--- START ---
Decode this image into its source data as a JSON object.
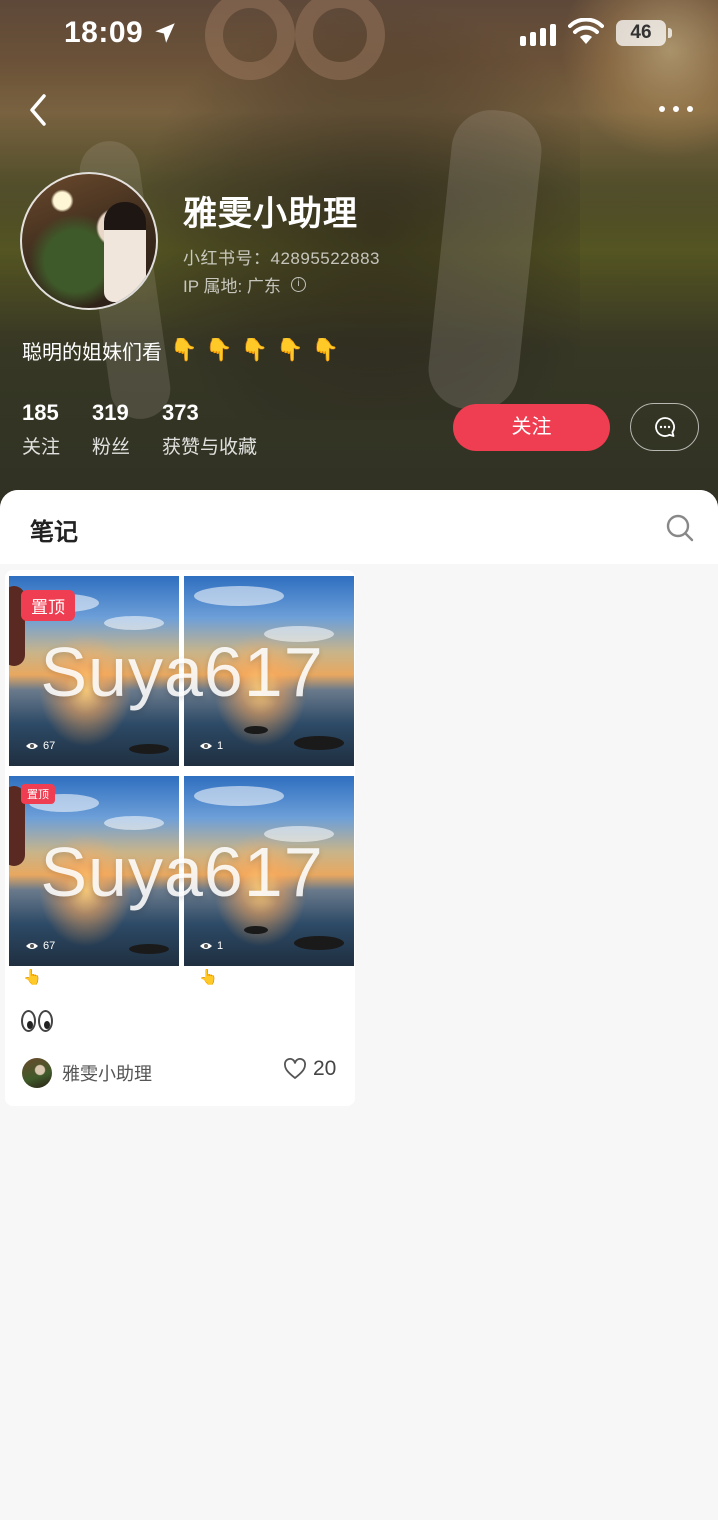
{
  "status_bar": {
    "time": "18:09",
    "battery": "46"
  },
  "profile": {
    "name": "雅雯小助理",
    "id_text": "小红书号：42895522883",
    "ip_text": "IP 属地: 广东",
    "bio": "聪明的姐妹们看",
    "bio_emojis": [
      "👇",
      "👇",
      "👇",
      "👇",
      "👇"
    ]
  },
  "stats": [
    {
      "value": "185",
      "label": "关注"
    },
    {
      "value": "319",
      "label": "粉丝"
    },
    {
      "value": "373",
      "label": "获赞与收藏"
    }
  ],
  "actions": {
    "follow_label": "关注"
  },
  "tabs": {
    "notes_label": "笔记"
  },
  "note": {
    "watermark": "Suya617",
    "pin_label": "置顶",
    "thumb_views": [
      "67",
      "1",
      "67",
      "1"
    ],
    "author": "雅雯小助理",
    "likes": "20"
  },
  "icons": [
    "location-arrow-icon",
    "signal-icon",
    "wifi-icon",
    "battery-icon",
    "back-icon",
    "more-icon",
    "info-icon",
    "chat-icon",
    "search-icon",
    "eye-icon",
    "heart-icon"
  ],
  "colors": {
    "accent": "#ef3e51",
    "background": "#f7f7f7"
  }
}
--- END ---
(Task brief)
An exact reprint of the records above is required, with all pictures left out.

(Reply)
Decode this image into its source data as a JSON object.
{
  "status_bar": {
    "time": "18:09",
    "battery": "46"
  },
  "profile": {
    "name": "雅雯小助理",
    "id_text": "小红书号：42895522883",
    "ip_text": "IP 属地: 广东",
    "bio": "聪明的姐妹们看",
    "bio_emojis": [
      "👇",
      "👇",
      "👇",
      "👇",
      "👇"
    ]
  },
  "stats": [
    {
      "value": "185",
      "label": "关注"
    },
    {
      "value": "319",
      "label": "粉丝"
    },
    {
      "value": "373",
      "label": "获赞与收藏"
    }
  ],
  "actions": {
    "follow_label": "关注"
  },
  "tabs": {
    "notes_label": "笔记"
  },
  "note": {
    "watermark": "Suya617",
    "pin_label": "置顶",
    "thumb_views": [
      "67",
      "1",
      "67",
      "1"
    ],
    "author": "雅雯小助理",
    "likes": "20"
  },
  "icons": [
    "location-arrow-icon",
    "signal-icon",
    "wifi-icon",
    "battery-icon",
    "back-icon",
    "more-icon",
    "info-icon",
    "chat-icon",
    "search-icon",
    "eye-icon",
    "heart-icon"
  ],
  "colors": {
    "accent": "#ef3e51",
    "background": "#f7f7f7"
  }
}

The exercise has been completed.